Most of the standard menu, overseen by Sandoval as well as kitchen chef Jose Elgin Ramos, is simple and well-done, from the hand-pressed sopes masa cups topped with flavorful chorizo to crispy tostada discs smeared with a thin layer of beans to anchor chipotle-sauced chicken tinga and a towering mound of shredded lettuce. The classic taco toppings - orange-tanged pork al pastor with pineapple; clove-scented plumes of pork carnitas; plancha-seared strips of tender tongue - are also good. Only the huevos rancheros eggs were terribly overcooked.
The weekend specials, though, distinguish this tidy tiled storefront from the many others. Chief among them is the barbacoa, made here with traditional goat (instead of the more common lamb) braised for hours with avocado leaves in a garlicky guajillo chile marinade resonant with oregano and ginger. Served with a chickpea-studded consommé made from the braising juices, the platter was especially soul-satisfying when I shredded the tender meat back into the broth with rice for a hearty soup.
The barbacoa is a weekend fixture. But other specials change, and some were memorable, like the dried fava bean soup whose starchy white broth was threaded with pickled cactus strips, or a rich shrimp stew filled with fresh crustaceans. Or the paper-thin but juicy carne asada, garlic-marinated sirloin topped with a paddle of snappy nopales cactus.

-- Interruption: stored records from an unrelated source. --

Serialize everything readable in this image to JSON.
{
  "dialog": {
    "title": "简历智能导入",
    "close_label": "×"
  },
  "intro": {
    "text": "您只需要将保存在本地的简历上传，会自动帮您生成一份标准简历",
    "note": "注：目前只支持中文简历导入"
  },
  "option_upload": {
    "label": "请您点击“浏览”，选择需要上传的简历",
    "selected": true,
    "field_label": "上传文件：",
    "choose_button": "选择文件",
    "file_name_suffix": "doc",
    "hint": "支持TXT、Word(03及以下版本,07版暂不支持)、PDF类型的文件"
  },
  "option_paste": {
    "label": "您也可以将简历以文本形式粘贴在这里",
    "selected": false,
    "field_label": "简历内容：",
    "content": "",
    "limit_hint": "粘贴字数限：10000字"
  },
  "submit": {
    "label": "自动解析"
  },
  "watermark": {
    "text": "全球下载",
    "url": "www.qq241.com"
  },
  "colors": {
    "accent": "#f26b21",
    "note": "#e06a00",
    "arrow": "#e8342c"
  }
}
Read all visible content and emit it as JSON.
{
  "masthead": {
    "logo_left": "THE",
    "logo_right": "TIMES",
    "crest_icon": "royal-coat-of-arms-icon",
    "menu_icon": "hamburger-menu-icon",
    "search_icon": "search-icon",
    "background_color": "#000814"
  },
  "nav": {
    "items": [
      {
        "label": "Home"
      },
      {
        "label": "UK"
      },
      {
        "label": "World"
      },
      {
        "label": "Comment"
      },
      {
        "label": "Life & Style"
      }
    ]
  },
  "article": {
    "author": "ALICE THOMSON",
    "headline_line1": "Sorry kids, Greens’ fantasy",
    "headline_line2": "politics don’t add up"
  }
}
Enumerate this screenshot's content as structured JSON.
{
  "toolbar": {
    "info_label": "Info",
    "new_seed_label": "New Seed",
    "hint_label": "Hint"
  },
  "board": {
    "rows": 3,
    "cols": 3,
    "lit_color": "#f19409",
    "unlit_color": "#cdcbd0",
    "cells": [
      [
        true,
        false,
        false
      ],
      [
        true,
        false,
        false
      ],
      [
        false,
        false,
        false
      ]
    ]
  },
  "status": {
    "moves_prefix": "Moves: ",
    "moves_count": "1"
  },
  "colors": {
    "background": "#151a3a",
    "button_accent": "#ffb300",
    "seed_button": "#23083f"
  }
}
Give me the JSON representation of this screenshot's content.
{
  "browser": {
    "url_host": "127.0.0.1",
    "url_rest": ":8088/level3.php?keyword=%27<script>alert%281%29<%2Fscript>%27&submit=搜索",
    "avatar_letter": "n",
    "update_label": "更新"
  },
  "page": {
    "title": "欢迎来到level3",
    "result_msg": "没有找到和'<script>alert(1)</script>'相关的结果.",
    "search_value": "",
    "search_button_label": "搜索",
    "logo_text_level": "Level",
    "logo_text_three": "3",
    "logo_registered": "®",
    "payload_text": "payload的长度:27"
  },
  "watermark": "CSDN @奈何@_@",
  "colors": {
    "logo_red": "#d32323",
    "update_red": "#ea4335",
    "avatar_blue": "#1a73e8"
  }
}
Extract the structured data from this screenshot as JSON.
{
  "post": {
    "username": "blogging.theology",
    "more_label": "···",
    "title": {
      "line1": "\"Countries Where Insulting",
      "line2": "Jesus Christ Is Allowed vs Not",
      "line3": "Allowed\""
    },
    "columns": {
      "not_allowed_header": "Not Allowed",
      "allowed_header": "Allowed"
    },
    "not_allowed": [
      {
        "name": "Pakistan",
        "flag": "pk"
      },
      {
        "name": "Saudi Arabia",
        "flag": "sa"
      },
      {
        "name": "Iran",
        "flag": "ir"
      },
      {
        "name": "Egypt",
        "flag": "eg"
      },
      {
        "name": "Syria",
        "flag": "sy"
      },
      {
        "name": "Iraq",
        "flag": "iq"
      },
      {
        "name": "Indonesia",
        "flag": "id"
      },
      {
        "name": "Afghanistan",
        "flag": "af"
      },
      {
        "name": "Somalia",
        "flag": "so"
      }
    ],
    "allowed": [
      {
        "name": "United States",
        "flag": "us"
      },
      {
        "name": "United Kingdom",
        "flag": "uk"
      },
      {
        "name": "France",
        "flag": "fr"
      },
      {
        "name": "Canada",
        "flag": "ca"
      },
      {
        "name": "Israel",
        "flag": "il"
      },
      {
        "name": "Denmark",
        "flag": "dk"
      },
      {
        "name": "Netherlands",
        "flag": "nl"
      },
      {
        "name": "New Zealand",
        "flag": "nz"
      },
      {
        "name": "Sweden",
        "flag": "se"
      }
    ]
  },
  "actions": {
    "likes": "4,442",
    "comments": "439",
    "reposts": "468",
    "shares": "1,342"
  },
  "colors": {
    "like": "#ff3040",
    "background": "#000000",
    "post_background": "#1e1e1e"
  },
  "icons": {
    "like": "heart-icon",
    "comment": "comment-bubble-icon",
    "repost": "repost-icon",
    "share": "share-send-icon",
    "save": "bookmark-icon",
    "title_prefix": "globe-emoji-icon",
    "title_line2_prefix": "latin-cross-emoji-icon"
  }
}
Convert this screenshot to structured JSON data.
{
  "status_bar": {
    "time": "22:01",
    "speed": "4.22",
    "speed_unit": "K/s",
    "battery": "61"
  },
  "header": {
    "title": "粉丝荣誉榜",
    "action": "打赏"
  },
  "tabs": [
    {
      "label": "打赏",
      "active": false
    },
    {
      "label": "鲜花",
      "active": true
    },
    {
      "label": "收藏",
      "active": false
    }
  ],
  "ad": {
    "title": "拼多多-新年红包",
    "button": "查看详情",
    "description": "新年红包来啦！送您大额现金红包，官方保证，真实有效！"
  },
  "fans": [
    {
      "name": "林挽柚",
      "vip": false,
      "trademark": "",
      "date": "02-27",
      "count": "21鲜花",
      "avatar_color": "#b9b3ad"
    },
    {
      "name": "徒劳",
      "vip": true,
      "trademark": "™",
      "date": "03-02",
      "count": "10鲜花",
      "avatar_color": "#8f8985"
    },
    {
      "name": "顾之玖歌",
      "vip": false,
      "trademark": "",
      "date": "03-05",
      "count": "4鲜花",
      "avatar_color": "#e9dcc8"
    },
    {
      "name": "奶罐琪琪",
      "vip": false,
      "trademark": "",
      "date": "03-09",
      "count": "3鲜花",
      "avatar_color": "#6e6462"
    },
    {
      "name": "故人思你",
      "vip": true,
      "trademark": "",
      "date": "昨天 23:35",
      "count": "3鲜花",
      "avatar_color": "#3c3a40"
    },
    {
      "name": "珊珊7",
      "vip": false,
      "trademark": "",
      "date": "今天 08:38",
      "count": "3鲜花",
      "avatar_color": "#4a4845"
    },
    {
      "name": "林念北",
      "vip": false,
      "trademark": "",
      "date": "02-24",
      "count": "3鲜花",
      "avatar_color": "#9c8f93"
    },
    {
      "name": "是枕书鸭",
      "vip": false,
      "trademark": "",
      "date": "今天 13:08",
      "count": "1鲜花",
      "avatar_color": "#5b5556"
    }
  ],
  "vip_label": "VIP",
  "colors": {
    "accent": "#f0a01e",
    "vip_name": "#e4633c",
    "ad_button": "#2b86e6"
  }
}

My favorite special, though, was a once-a-month chicken stewed in "cacahuete" salsa. The top-billed peanuts were actually subtle, thickening and enriching a cuminy, clovey, guajillo-fired chicken broth that was almost like mole's red-gravy cousin. And just as magnetic.
The Italian Market's main drag has evolved for more than a decade into a street of Mexican delights. But with the Ríos family's tamales and masterful mole now in the mix, walking along The Nine just got a bit more intriguing.